Homeland Security Grant Programs: An Overview
The Homeland Security Grant Program (HSGP) is integral in supporting the development and sustainment of core capabilities to fulfill the National Preparedness Goal (NPG). Three main grants fall under the HSGP: the State Homeland Security Grant Program (SHSGP), the Urban Area Security Initiative (UASI), and the Operation Stonegarden.
For fiscal year 2012 (FY 2012), the UASI allotted $490 million in grant money. Applications for the UASI program were due in May 2012 and are expected to be awarded on June 29, 2012. For the same year, the SHSGP provided $294 million, of which the awards are also expected on June 29. Vendors should be aware of agencies making purchases with these funds, as these grants require the funding to be spent in a certain amount of time.

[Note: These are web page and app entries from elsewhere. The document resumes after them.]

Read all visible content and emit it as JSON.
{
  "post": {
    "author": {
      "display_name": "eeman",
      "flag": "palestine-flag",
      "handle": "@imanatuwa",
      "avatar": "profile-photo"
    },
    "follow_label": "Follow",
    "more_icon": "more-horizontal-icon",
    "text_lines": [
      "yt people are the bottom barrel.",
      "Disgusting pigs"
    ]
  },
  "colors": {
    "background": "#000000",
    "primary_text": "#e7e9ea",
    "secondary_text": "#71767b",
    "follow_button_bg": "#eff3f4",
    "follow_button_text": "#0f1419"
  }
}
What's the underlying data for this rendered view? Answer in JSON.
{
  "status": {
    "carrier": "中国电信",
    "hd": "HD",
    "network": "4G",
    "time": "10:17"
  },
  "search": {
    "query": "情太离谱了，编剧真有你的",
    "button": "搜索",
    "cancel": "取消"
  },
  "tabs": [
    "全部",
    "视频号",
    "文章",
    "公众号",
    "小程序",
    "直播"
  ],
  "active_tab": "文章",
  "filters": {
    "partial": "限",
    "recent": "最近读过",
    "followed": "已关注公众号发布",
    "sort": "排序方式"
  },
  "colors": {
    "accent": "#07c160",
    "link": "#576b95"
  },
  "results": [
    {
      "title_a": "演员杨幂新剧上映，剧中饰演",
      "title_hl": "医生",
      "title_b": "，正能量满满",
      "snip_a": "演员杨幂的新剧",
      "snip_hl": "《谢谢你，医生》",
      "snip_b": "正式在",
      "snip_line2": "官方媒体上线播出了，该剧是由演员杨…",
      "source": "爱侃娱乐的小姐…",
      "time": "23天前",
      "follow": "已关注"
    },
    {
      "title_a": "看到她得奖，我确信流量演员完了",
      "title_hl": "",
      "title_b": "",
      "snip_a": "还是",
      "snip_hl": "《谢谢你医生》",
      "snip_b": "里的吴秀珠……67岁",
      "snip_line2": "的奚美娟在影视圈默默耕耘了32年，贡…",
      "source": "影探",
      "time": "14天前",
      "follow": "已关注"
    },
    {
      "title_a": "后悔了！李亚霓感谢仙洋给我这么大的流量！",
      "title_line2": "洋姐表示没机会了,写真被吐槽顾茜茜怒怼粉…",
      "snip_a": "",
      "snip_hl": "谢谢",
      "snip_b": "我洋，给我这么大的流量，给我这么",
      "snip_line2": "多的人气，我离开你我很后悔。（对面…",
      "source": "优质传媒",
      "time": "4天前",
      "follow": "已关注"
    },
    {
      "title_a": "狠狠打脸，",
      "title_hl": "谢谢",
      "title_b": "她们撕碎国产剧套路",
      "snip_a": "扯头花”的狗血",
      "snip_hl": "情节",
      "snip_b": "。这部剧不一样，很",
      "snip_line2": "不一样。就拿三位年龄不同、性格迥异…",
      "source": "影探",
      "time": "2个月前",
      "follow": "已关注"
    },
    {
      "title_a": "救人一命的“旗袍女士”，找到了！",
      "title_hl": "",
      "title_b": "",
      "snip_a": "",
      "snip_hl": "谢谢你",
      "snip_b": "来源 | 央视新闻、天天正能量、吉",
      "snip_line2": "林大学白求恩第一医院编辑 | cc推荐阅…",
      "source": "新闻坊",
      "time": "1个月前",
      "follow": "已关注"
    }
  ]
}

State agencies applying for the UASI and SHSGP must provide up to 10 investments within the investment justification to explain the various programs that would be implemented with the grant funds. Of the 10 investments, one must be funding that would support the state’s primary fusion center, while the other investments could be local projects deemed necessary by local agencies. The SHSGP and UASI grants have various pass-through requirements, which means the funds are typically allocated to a state and then distributed to local agencies.
Vendors should be asking agencies if they will be submitting applications for FY 2013 HSGP grants, as it may enable those agencies to look at technologies that wouldn’t be possible without the help of grants. Most likely, agencies that will be receiving grants from the FY 2012 cycle have already procured their necessary systems and software, but some agencies may have been waiting for confirmation to move forward with procurements. When vendors are discussing their various systems with officials, they should be mindful of the grant funding that has been awarded after the June 29, 2012, receipt date.
Since the UASI and SHSGP allocations are initially provided to states and then doled out to local agencies, it is important for vendors to determine whether local projects that have already begun planning are being funding through these grants. Some agencies may not be able to move forward without grant funding, and therefore it may be up to vendors to notify agencies of potential funding in future fiscal years for the ability to implement necessary projects.
For more analysis, check out the Analyst Perspective here.